The line is a vomito-aesthetic concrescence of a larger, mystifying ideology known both as "official art" and its false rival "avant-garde art" whose purposes are both to entrench administrative culture and delimit the range of experiences we call "human" as a broader push continually to establish, disenchant, and rationalize advanced, industrial society. It's a trumped up vomitnothing about which and around which belief and conviction and argument are purposefully constructed in spasms of pseudo-activity—the purpose of which is to mobilize collective narcissistic excitement in a genre characterized by ethical inaction.

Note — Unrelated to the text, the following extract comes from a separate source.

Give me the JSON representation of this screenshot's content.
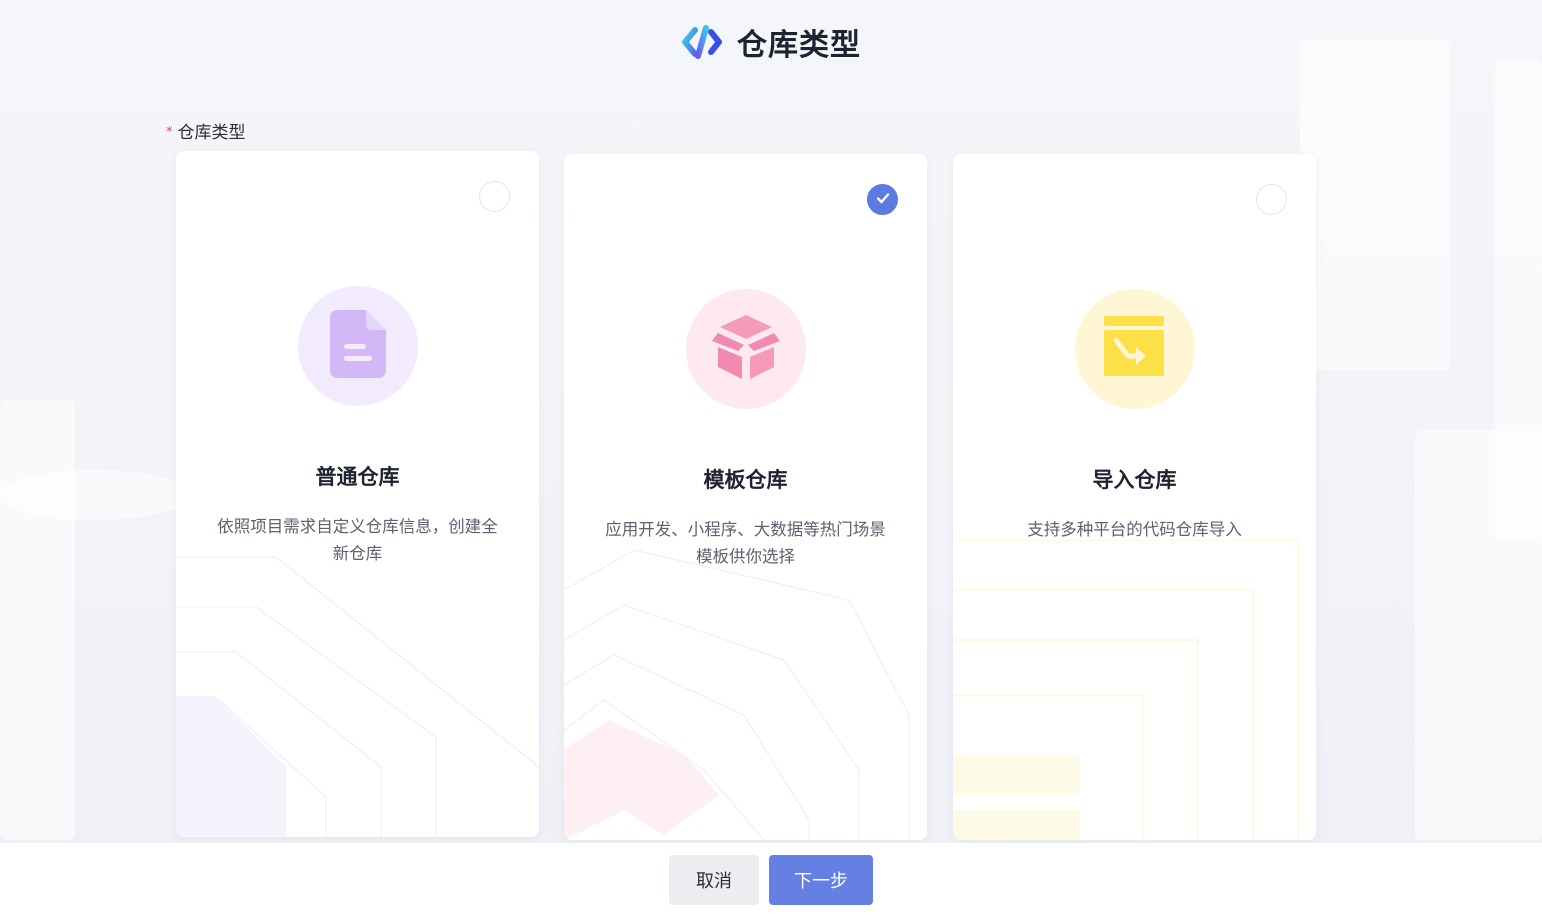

So, yeah. Our world is in peril. We don't have time for the line, except against a backdrop of those cosmologies positing (a) an eternal realm, (b) an impending apocalypse followed by redemption for true believers, (c) a viable suburbia. Basically, we live in a time in which poetry has to resist itself and its own unsustainable habits in favor of facing reality. The line is one such conceptual habit; an iterative fraud. Renounce it quickly.
This necessary renunciation will inevitably extend to poetry's other most favored myths: that song destroys illusion; that dysraphic poetry also destroys illusion and, unlike song, also destroys capitalist hegemony; that messing with syntax is somehow in itself politically radical; that formalism is really exhaustively open to content; that close reading isn't textual fetishism; that craft isn't technical fetishism; that imagination is somehow by itself salutary; that poetry is precious speech uttered by special beings or by necessarily radical people.
In short, the line is an ideological device masquerading as an aesthetic element. Which would in itself not be a bad thing, except for the fact that the current effect of what gets called "art" in our world, or what gets called "poetry" in our life, is in fact to limit the number and categories of experience in which, by which, and through which one can become what one is and work toward justice and develop a truly loving heart. If we are to stop the professional suppression of joy that we call literature, and if we are to cease manufacturing false needs through poetry, if in short we are to stop treating poetry as both a kind of country music and a hipster cagefight, we'll need at some point to wake up and stop ritualizing literature, stop valorizing its sacred heresies, and stop attributing inherent value to technique (both belletristic technique and dysraphic technique—as they are two sides of the same coin). Breaking the habit of obeisance to the religion of literature would especially mean renouncing poetry's fetishes, sublanguages, arguments, battles—especially its purportedly liberational ones—in favor of poetry's fundamental ethical argument, pragmatic kosmophilia, and not confusing that renunciation as further invitation to bicker. Why climb pebbles?
And let's maybe instead spend that time and energy in sacralizing our relationships to one another, to our Selves, to other animals, to plants, to sunlight, to rivers, to lakes, to soil, to compost, to seas, to air.
The line is the place where all your hang-ups can go.